56. Building national institutions that can incorporate and utilize fully WIPO's cooperation program is a process that first requires a comprehensive diagnosis of the national framework for dealing with intellectual property and related issues, with a view to optimize the economic and social benefits of the intellectual property system. It also requires the mobilization of political will at the highest governmental level. It will be important and necessary to quantify the impact of intellectual property on the Gross National Product (GNP) of developing countries and countries in transition.
57. The integrating tool in WIPO's cooperation for development strategies will be the Nationally Focused Action Plans (NFAPs), which are tailor-made country projects designed as part of a national plan of action. In most countries, the integrating tools at the national level are institutions or institutional networks that still need to be developed.

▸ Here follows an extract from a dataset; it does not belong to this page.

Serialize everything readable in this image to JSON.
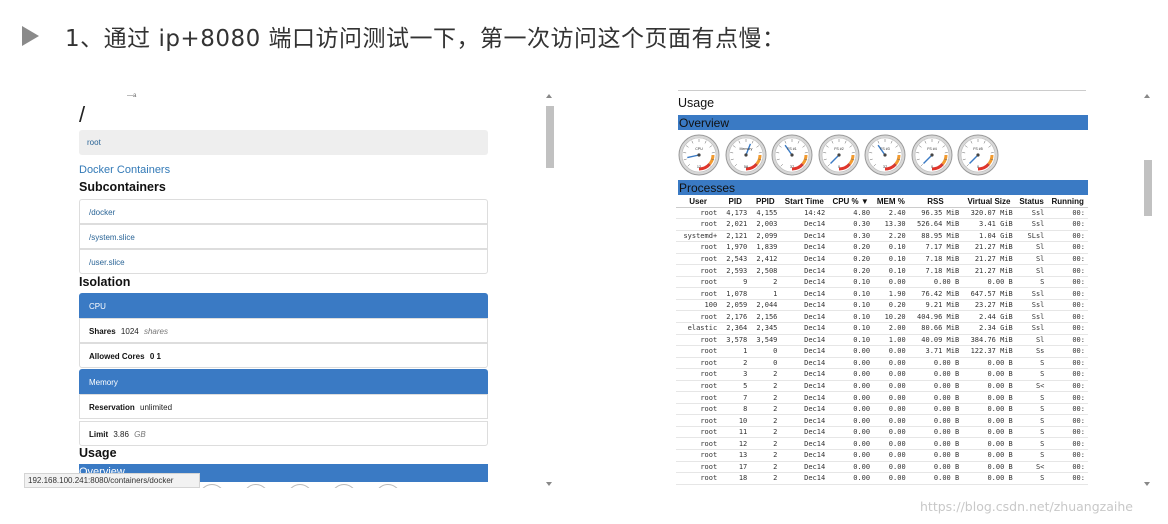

58. WIPO has long been active in assisting countries to establish legal and administrative frameworks for protection of intellectual property rights. In the knowledge-based economy, WIPO needs also to cooperate with its constituencies to harmonize their policies and procedures through their integration in a comprehensive national intellectual property framework. In so doing, it will become possible to move beyond the basic legal and administrative structures that are departmentalized, to a broader and deeper involvement of all intellectual property related sectors.
59. In order to enhance trade in intellectual property and the consequent market driven transfer of technology WIPO will assist developing countries and countries in transition to participate more effectively in the international intellectual property marketplace. Efforts will be made to enable the market sector in those countries to better identify and purchase the intellectual property suited to their needs on fair terms and conditions and to better market their intellectual property.
60. In close cooperation with intellectual property institutions around the world, WIPO will focus on the progressive development of a lasting intellectual property culture and extensive human resource development. Emphasis will be placed on facilitating the acquisition of an increased self-reliance in intellectual property matters through the development of academic and research structures and networks, including networking academies.
61. The traditional intellectual property system sustained the industry-based economies and underpinned the process of globalization. The new intellectual property system that will help to further sustain the knowledge-based global economy has to be developed -that which will underpin the global conditions where creative potential can be released and channeled into tangible, sustainable development.
62. To realize this vision does not necessarily mean to foresee all measures to be taken during a specific time-frame, but to create the conditions for collectively paving the way to achieving it through the formulation of a Global Intellectual Property Development Strategy.
63. Political imagination, goodwill and collaboration among Member States, the market sector and the Secretariat are key elements in the success of WIPO's mission. Thus, it is essential to approach this mission with a vision founded on the relevance of intellectual property and of WIPO to the welfare of humanity.
[End of Annex and of document]